Segment Open

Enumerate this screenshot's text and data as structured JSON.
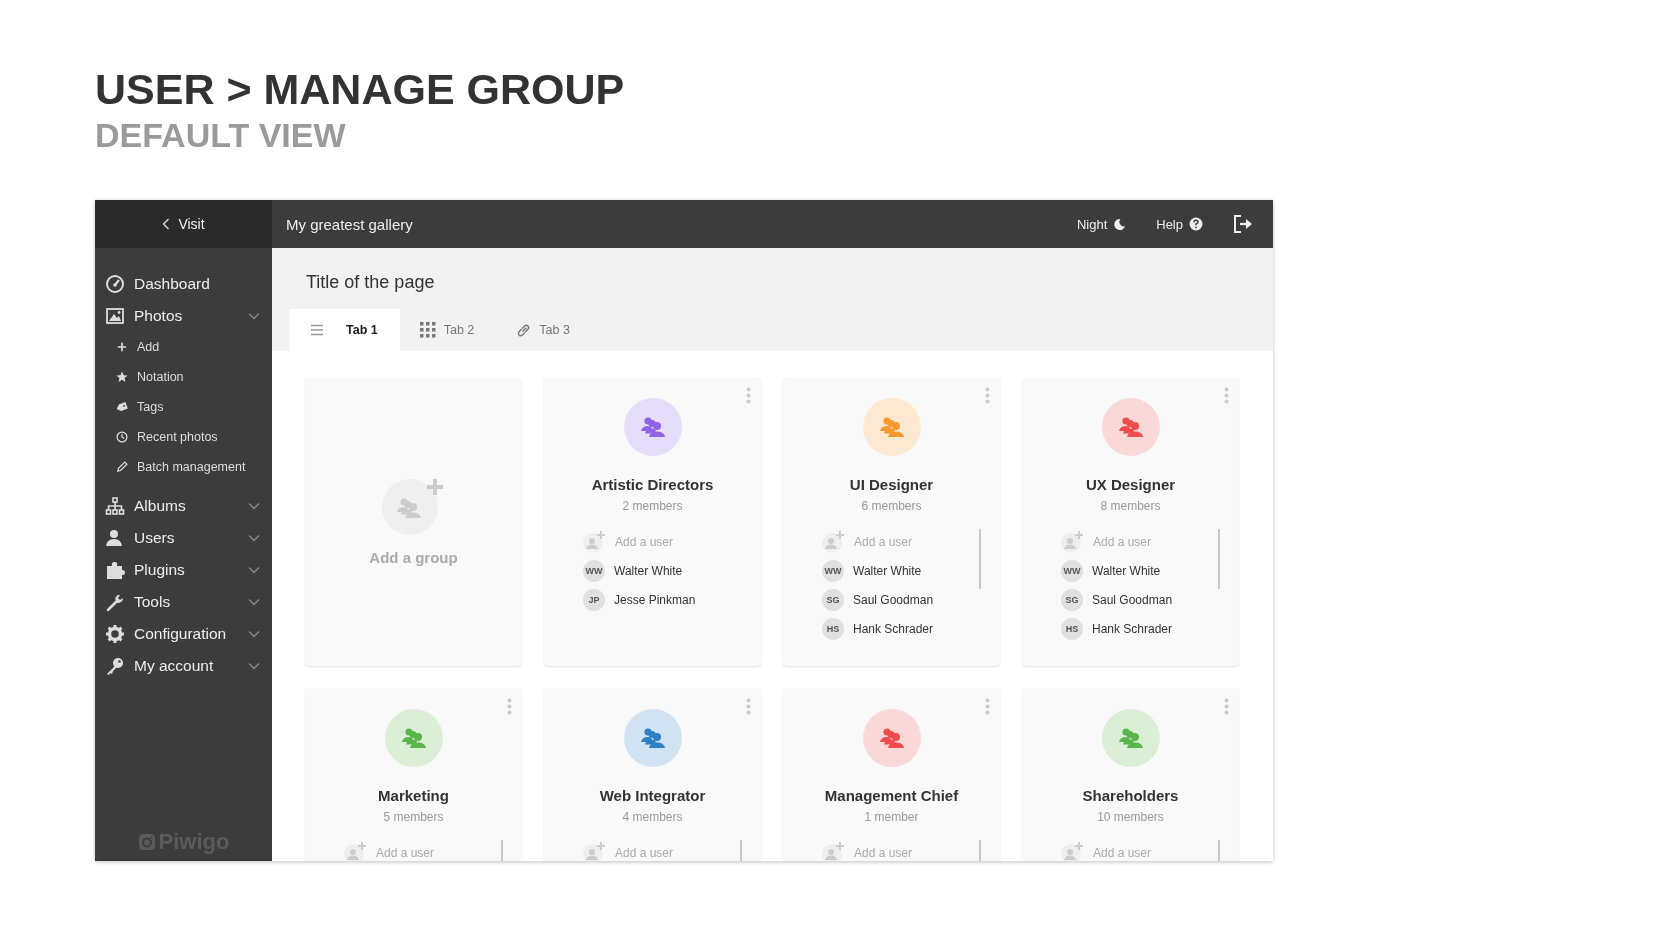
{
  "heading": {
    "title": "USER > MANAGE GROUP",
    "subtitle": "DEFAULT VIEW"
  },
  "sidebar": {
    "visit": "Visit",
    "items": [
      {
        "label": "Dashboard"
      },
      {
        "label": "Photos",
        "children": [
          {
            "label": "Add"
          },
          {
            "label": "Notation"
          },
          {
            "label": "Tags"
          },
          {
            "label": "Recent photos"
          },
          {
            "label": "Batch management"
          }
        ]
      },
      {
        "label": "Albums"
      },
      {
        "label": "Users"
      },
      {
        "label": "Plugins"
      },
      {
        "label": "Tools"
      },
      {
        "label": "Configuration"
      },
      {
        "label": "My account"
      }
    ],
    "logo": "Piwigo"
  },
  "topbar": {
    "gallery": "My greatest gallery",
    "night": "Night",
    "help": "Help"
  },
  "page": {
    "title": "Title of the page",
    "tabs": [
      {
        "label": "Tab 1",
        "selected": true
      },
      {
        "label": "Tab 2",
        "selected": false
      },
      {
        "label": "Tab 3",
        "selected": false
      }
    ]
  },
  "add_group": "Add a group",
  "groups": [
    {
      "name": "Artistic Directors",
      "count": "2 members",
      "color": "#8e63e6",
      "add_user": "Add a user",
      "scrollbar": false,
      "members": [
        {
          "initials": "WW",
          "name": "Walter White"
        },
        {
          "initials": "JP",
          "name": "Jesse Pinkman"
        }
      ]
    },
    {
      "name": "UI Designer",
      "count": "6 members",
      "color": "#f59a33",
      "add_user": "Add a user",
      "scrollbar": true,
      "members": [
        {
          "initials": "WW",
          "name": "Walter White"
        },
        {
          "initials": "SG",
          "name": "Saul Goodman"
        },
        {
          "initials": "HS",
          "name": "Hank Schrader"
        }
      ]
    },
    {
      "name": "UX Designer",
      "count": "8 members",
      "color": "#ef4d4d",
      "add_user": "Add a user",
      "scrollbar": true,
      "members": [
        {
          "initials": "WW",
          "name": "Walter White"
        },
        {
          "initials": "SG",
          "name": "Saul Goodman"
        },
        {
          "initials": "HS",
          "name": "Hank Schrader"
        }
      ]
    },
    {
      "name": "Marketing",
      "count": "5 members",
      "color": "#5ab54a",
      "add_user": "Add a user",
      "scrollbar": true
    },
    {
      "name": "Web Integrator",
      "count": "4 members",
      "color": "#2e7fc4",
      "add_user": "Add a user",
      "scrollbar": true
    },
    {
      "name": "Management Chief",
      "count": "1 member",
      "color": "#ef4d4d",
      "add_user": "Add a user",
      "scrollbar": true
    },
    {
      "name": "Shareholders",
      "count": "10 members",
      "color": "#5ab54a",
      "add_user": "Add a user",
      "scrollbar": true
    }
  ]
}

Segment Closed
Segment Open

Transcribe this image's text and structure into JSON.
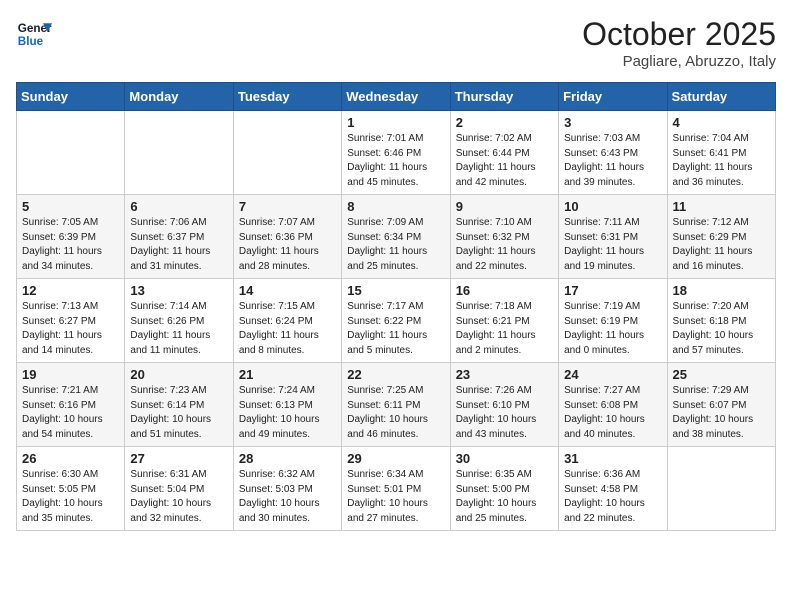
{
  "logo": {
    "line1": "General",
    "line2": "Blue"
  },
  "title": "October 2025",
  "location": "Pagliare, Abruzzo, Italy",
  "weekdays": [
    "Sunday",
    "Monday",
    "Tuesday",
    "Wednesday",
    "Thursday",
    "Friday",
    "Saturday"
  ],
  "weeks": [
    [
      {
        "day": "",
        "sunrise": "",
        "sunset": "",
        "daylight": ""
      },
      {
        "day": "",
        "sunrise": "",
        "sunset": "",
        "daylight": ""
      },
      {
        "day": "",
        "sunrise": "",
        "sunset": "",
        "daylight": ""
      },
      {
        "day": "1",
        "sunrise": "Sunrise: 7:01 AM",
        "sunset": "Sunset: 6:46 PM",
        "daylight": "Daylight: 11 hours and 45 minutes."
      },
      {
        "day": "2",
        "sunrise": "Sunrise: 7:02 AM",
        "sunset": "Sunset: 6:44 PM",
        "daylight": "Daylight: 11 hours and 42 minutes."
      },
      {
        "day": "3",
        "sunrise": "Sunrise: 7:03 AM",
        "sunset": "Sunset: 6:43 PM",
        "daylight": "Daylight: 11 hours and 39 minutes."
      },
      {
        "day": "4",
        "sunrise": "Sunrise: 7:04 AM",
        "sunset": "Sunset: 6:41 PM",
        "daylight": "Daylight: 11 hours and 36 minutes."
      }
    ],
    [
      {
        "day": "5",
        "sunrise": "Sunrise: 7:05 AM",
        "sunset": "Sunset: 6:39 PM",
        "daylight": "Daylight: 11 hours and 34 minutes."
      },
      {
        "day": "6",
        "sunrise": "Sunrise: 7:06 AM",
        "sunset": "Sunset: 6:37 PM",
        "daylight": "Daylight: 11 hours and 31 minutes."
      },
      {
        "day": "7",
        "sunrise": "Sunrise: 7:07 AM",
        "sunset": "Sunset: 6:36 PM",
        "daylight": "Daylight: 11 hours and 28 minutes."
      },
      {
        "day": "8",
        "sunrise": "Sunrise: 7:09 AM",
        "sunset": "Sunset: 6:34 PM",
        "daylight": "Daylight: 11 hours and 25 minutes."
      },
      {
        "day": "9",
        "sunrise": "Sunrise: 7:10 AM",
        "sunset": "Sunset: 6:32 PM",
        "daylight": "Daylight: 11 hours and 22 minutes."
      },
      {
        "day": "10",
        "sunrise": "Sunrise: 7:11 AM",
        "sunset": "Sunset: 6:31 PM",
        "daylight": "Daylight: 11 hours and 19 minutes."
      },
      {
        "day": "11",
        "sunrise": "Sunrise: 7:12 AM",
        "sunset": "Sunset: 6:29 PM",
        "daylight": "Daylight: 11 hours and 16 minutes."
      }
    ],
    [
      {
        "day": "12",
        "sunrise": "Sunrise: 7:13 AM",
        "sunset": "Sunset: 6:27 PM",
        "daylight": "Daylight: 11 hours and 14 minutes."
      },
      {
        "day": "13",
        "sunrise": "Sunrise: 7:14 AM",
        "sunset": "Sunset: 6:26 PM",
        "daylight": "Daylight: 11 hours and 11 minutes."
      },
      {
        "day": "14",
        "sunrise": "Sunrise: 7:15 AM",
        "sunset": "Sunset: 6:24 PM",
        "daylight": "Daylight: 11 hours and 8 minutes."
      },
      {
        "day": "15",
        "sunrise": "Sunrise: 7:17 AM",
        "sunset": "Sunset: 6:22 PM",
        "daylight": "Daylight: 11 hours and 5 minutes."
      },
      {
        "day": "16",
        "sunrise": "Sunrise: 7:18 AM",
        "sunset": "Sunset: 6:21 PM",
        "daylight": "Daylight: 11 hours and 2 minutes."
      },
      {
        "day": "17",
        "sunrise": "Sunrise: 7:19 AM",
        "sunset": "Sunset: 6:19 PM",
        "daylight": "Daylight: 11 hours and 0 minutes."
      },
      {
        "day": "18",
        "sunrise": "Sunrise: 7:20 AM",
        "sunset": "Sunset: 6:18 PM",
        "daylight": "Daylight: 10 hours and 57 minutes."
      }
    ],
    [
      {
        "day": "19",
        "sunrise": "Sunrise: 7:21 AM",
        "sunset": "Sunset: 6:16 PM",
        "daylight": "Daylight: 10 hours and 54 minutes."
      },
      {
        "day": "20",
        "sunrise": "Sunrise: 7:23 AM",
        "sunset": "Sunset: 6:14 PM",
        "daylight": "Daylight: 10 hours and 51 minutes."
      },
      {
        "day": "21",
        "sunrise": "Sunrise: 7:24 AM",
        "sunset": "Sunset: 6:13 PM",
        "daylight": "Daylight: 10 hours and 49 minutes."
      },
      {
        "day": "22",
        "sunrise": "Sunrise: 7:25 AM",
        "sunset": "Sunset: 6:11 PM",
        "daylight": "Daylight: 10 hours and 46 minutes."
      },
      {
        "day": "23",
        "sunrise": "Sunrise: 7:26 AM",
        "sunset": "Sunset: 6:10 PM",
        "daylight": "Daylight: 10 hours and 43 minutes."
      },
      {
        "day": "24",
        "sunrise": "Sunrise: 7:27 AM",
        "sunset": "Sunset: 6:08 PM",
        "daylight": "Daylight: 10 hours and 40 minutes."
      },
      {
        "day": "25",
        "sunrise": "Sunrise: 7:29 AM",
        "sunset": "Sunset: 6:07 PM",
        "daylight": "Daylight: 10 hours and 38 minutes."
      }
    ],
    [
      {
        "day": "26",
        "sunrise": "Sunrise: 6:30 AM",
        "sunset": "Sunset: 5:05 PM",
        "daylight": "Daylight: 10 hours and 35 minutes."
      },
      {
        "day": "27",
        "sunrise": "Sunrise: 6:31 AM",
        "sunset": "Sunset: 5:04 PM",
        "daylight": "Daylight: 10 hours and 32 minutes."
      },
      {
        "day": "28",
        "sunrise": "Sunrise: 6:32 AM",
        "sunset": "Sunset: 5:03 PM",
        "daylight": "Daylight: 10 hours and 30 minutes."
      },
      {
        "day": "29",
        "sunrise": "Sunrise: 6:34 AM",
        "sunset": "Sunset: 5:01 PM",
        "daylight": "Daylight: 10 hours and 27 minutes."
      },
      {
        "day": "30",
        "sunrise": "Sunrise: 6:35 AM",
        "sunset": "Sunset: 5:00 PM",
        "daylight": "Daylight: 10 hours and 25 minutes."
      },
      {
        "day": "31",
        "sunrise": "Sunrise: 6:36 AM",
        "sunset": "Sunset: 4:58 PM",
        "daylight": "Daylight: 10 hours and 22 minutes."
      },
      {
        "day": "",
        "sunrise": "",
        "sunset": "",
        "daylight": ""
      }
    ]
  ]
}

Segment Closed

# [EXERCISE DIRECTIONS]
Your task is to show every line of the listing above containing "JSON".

# [SOLUTION FOR THIS PROBLEM]
Enumerate this screenshot's text and data as structured JSON.
Transcribe this image's text and structure into JSON.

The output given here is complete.